Component data from apps and pages

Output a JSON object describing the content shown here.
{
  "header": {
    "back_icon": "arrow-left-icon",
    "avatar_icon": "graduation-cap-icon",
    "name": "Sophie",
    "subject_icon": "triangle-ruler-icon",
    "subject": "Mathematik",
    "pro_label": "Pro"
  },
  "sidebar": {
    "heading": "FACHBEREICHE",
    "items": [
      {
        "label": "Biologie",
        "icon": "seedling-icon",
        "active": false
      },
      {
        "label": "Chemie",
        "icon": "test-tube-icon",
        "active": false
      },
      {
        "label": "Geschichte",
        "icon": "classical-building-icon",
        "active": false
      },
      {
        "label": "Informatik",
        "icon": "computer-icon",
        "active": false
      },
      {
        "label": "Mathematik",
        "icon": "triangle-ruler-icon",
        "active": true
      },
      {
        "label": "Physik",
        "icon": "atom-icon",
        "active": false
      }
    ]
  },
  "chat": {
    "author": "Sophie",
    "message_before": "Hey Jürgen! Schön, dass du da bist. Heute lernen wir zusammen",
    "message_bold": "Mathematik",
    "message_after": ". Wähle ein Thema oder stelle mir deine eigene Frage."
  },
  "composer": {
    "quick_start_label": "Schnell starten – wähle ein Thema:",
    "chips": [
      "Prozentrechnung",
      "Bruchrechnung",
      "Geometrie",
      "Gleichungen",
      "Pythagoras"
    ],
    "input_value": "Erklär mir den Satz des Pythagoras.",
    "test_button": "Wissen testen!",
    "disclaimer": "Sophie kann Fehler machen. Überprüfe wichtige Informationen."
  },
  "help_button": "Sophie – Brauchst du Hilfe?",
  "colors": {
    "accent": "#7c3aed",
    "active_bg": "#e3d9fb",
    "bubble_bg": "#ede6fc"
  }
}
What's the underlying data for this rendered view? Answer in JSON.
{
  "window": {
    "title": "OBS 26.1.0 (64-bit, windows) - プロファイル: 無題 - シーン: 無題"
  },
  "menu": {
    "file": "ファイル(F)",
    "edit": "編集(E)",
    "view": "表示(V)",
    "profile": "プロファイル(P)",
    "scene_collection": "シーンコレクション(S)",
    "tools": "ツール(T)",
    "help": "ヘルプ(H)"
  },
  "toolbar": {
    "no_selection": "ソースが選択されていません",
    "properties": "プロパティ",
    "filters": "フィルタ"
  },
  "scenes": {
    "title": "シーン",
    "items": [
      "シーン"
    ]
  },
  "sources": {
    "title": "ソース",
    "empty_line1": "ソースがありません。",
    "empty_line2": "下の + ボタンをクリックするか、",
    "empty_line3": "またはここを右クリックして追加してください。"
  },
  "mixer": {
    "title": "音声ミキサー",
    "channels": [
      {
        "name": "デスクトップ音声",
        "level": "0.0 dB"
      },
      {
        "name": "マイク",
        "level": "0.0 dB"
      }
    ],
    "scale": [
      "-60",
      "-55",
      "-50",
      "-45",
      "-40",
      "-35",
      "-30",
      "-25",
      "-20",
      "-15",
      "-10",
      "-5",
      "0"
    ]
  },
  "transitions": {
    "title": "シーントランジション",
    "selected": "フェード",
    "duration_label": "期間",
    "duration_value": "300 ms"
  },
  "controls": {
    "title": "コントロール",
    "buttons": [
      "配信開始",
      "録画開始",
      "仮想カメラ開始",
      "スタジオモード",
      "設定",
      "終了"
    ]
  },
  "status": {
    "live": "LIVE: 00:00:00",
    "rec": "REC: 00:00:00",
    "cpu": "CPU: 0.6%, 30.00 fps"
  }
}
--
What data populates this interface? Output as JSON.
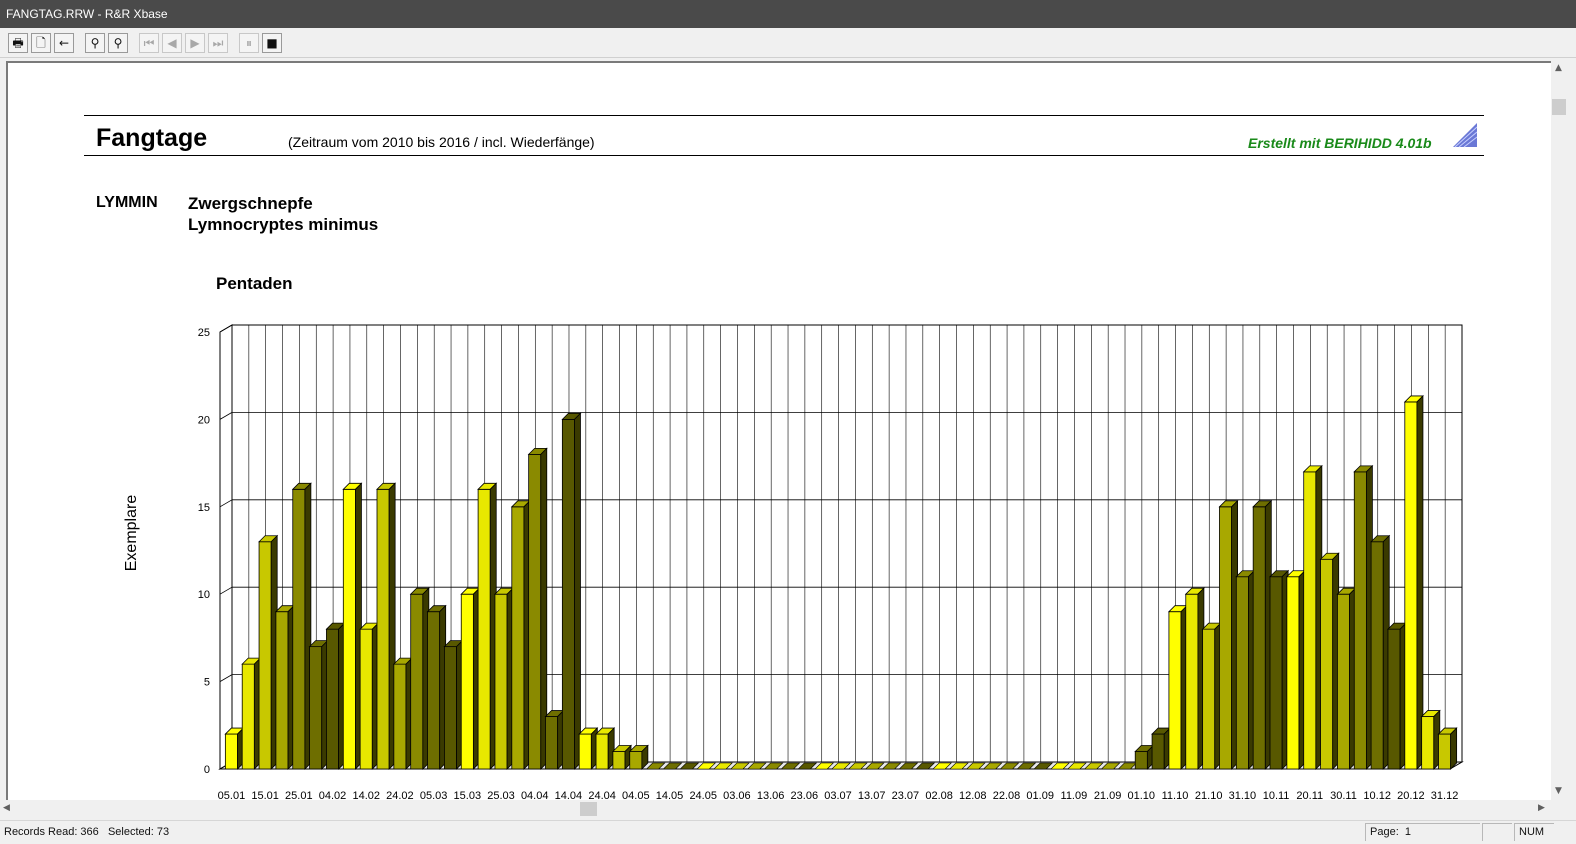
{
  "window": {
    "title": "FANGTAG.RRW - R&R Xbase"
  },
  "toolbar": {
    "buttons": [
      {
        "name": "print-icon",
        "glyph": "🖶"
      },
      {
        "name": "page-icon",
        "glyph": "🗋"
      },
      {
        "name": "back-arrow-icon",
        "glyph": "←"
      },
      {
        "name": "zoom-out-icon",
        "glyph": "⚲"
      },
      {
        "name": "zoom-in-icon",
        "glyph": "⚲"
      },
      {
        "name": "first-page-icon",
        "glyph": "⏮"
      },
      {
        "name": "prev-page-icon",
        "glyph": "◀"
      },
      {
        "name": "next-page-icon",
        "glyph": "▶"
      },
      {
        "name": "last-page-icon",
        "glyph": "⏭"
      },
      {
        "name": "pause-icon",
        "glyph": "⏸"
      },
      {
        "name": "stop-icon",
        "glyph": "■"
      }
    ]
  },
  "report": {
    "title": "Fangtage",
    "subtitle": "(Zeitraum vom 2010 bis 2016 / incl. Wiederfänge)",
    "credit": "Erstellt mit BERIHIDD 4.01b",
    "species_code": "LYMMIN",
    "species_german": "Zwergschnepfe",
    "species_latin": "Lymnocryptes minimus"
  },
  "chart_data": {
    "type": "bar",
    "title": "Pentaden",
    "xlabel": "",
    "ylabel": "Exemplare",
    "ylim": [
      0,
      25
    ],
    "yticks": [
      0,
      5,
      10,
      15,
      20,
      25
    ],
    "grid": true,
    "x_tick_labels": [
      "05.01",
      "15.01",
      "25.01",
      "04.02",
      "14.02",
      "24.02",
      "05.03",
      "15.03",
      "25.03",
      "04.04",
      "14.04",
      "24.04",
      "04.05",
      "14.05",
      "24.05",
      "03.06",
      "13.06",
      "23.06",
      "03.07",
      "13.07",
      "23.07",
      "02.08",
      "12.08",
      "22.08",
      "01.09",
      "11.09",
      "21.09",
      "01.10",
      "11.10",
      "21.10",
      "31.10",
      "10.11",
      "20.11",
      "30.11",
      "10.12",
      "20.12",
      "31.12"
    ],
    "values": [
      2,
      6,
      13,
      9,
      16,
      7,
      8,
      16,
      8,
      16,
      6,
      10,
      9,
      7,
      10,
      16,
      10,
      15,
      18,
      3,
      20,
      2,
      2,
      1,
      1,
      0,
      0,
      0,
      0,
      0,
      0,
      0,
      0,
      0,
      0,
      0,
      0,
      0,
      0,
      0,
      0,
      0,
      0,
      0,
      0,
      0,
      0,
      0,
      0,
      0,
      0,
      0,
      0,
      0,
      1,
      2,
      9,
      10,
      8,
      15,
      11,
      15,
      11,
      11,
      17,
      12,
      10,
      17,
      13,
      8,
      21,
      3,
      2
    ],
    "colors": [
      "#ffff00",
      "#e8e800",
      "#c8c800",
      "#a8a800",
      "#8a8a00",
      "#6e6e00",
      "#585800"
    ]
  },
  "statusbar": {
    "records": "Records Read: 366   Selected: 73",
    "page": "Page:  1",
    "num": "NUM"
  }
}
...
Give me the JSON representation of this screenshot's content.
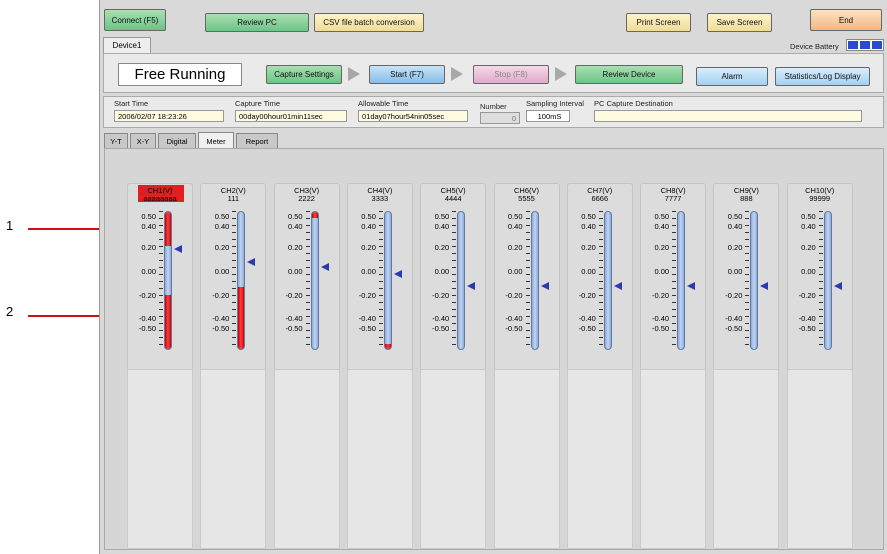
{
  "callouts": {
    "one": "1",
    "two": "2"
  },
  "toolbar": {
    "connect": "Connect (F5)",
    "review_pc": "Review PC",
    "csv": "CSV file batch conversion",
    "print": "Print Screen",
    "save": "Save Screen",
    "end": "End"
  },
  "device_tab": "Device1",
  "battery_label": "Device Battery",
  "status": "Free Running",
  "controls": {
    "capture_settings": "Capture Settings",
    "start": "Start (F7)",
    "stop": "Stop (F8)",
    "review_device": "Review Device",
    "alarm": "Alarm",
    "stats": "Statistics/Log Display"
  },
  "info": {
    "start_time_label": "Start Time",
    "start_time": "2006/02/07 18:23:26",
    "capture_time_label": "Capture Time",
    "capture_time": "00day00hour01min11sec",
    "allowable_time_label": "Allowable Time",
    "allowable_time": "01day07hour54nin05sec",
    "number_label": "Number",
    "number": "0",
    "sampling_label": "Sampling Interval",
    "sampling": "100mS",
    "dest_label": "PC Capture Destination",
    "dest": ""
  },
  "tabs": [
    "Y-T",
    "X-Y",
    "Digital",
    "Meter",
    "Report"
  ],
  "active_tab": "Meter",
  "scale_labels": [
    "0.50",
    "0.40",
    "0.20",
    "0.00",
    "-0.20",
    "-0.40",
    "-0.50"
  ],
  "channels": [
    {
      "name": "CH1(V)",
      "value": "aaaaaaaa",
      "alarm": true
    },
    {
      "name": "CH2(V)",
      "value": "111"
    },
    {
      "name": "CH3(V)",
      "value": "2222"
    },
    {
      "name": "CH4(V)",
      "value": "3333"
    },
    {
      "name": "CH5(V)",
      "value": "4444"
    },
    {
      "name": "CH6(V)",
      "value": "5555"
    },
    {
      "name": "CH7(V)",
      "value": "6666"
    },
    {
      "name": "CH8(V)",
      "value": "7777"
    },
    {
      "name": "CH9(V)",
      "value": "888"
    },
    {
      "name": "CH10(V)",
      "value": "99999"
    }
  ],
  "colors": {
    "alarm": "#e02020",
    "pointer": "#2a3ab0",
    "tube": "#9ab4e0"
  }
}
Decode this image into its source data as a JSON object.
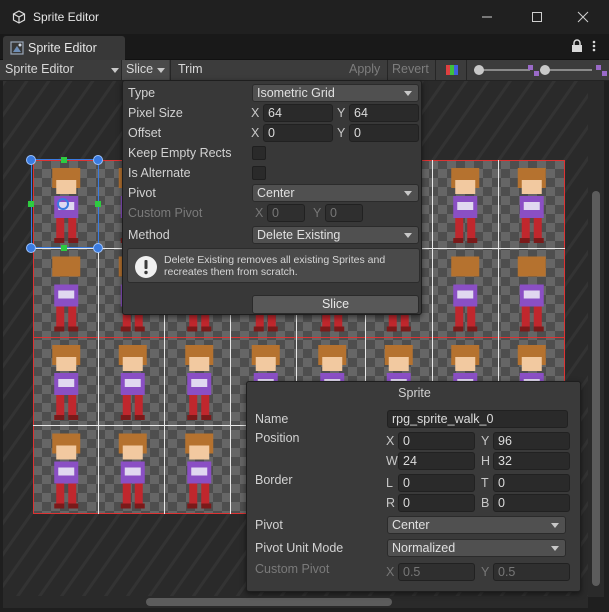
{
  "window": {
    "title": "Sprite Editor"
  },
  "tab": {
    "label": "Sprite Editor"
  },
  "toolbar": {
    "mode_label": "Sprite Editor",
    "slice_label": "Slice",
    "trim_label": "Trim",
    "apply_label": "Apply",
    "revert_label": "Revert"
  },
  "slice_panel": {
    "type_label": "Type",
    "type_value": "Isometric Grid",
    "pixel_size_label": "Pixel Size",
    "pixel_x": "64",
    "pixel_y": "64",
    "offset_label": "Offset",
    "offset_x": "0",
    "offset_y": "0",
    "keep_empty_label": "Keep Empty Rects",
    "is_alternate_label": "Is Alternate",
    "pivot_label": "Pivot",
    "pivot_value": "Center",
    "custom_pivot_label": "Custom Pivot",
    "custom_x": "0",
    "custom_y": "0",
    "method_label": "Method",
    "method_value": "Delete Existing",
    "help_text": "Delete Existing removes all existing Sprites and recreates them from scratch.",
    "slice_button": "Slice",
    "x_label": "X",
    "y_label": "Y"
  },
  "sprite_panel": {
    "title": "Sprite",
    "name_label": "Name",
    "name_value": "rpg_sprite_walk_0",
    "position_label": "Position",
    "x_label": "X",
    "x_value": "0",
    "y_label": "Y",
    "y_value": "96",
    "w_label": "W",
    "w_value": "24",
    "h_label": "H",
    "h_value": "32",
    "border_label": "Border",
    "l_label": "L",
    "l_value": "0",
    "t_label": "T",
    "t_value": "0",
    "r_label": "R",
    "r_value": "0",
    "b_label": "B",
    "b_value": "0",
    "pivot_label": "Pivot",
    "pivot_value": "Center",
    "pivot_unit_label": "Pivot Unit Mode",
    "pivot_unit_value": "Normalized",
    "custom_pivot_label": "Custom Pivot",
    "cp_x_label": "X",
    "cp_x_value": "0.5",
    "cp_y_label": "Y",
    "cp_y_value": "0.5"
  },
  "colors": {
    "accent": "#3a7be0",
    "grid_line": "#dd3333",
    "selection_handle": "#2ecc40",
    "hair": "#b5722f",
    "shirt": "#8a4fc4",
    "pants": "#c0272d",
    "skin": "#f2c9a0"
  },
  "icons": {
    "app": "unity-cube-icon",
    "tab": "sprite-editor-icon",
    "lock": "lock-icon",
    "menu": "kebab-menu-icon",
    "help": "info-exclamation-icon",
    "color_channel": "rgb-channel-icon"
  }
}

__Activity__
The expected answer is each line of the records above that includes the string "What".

__Expected answer__
What's the underlying data for this rendered view? Answer in JSON.
What data populates this interface? Output as JSON.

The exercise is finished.